Home Podcast Alex Harris: ‘Shiny Happy People’ Is Flawed but Serves the Church

Alex Harris: ‘Shiny Happy People’ Is Flawed but Serves the Church

Alex Harris
Image courtesy of Alex Harris

Alex Harris is an attorney and author who with his twin brother, Brett, as teenagers created TheRebelution.com and wrote “Do Hard Things: A Teenage Rebellion Against Low Expectations.” A graduate of Harvard Law School, Alex worked as a law clerk for U.S. Supreme Court Justices Neil Gorsuch and Anthony Kennedy and was named to Forbes 30 Under 30 for law and policy.

Other Ways To Listen to This Podcast With Alex Harris

► Listen on Amazon
► Listen on Apple
► Listen on Google
► Listen on Spotify
► Listen on YouTube

Key Questions for Alex Harris

-What was the Joshua Generation, and what was your involvement in it?

-Why do you think so many Christians were attracted to Bill Gothard’s version of the Christian life?

-What’s the difference between Christians pursuing power over Jesus and Christians seeking to influence culture for God?

-How can pastors and church leaders help people take a biblically faithful path toward cultural influence?

Key Quotes From Alex Harris

“I do think that the Joshua Generation idea and story is an important one. It’s why I originally agreed to be part of the ‘Shiny Happy People’ documentary.”

“[The concept of the Joshua Generation] was a bigger kind of spiritual, religious analogy that was really, you know, pushed by a lot of Christian homeschool leaders that inspired the launch of a lot of institutions…that were designed to be a place for Christian homeschool graduates to be trained and sent out to lead the nation and shape the culture.”

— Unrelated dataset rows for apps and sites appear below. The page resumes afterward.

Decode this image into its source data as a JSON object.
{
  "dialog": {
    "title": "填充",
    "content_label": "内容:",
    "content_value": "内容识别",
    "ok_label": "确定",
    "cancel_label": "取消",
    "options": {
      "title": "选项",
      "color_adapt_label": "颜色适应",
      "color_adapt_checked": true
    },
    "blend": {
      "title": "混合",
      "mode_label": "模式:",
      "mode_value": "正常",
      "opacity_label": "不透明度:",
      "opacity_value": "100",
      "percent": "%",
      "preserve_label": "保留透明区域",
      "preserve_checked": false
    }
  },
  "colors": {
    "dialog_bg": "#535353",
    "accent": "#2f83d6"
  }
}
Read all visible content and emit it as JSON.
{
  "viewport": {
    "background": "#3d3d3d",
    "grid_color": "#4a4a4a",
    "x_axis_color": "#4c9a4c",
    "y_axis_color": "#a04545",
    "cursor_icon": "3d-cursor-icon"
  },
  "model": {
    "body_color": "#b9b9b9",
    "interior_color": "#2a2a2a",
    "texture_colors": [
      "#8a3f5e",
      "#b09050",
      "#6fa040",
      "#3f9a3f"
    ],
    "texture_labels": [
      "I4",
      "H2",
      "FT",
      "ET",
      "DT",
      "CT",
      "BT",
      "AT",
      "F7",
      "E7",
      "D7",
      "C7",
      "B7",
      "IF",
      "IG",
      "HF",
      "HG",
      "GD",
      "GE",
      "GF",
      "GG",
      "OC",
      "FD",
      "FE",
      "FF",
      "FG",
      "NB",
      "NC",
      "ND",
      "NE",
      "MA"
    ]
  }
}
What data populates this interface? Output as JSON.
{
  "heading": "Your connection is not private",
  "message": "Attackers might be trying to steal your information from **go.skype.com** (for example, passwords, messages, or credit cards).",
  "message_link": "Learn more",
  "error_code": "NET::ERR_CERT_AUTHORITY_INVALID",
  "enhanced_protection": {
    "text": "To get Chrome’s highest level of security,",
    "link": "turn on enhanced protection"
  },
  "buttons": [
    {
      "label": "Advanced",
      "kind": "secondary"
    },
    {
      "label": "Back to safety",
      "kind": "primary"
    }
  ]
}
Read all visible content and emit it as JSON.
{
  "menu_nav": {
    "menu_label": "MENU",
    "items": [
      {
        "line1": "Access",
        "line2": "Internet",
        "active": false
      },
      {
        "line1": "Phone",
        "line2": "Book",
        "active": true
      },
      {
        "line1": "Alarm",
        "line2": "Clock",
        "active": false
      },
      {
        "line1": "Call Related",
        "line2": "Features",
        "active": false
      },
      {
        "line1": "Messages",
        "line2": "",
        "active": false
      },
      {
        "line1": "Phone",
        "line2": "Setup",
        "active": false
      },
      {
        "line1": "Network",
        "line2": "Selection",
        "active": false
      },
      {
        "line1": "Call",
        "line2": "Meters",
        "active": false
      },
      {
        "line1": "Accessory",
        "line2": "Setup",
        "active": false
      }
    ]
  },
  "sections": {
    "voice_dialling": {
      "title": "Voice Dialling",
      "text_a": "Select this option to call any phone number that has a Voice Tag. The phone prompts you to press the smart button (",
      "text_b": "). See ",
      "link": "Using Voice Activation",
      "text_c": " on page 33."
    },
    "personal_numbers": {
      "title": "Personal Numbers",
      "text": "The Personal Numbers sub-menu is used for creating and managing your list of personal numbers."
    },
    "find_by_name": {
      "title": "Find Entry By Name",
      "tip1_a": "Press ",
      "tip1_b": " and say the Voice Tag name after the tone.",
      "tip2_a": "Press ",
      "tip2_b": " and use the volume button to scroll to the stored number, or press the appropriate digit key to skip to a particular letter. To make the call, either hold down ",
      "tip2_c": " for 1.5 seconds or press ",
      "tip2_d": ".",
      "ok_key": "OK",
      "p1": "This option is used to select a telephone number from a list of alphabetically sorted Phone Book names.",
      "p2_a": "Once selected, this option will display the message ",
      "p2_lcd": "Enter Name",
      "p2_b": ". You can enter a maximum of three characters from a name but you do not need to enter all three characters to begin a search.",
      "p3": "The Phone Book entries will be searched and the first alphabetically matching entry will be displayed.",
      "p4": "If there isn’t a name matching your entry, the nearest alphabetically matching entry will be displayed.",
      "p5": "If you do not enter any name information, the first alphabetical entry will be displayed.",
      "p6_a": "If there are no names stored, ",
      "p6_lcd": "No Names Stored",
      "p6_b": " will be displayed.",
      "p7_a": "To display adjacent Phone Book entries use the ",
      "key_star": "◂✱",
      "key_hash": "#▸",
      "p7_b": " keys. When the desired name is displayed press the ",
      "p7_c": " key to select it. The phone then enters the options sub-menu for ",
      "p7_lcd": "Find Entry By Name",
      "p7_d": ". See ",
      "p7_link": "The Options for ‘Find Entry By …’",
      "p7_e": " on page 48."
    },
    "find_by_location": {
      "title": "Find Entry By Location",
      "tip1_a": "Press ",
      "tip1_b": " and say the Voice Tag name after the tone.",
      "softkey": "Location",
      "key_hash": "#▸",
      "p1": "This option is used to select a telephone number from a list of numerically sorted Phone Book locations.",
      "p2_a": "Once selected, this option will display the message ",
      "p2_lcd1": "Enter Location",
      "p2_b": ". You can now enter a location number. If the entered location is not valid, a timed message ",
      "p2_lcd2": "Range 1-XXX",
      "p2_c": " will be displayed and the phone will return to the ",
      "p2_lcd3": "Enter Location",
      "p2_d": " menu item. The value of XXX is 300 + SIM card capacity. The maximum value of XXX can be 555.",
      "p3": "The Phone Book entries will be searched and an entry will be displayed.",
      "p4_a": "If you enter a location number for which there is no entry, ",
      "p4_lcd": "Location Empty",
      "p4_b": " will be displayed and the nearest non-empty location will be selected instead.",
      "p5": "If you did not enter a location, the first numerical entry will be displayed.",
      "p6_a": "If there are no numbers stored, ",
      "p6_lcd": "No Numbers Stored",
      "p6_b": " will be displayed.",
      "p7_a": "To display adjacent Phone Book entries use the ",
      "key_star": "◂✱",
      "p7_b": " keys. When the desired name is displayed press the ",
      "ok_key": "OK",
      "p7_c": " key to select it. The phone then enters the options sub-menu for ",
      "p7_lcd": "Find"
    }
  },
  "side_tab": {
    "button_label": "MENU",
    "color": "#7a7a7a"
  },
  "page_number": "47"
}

RELATED: Jinger Duggar Vuolo Explains Why She Chose Not To Appear in ‘Shiny Happy People’

“As Christians, we are called to be salt and light. We are called to seek the welfare of our communities, to be engaged and active in society, and that includes politics. But there was, I think, a deeper part of that which I think was unhealthy.”

“My vision of what it meant to be a faithful Christian was to achieve earthly power and my vision of what it meant for Christianity to be in a healthy place in America was when we have political power and favor and influence. And that, I think, is at best a distortion and at worst a complete idol.”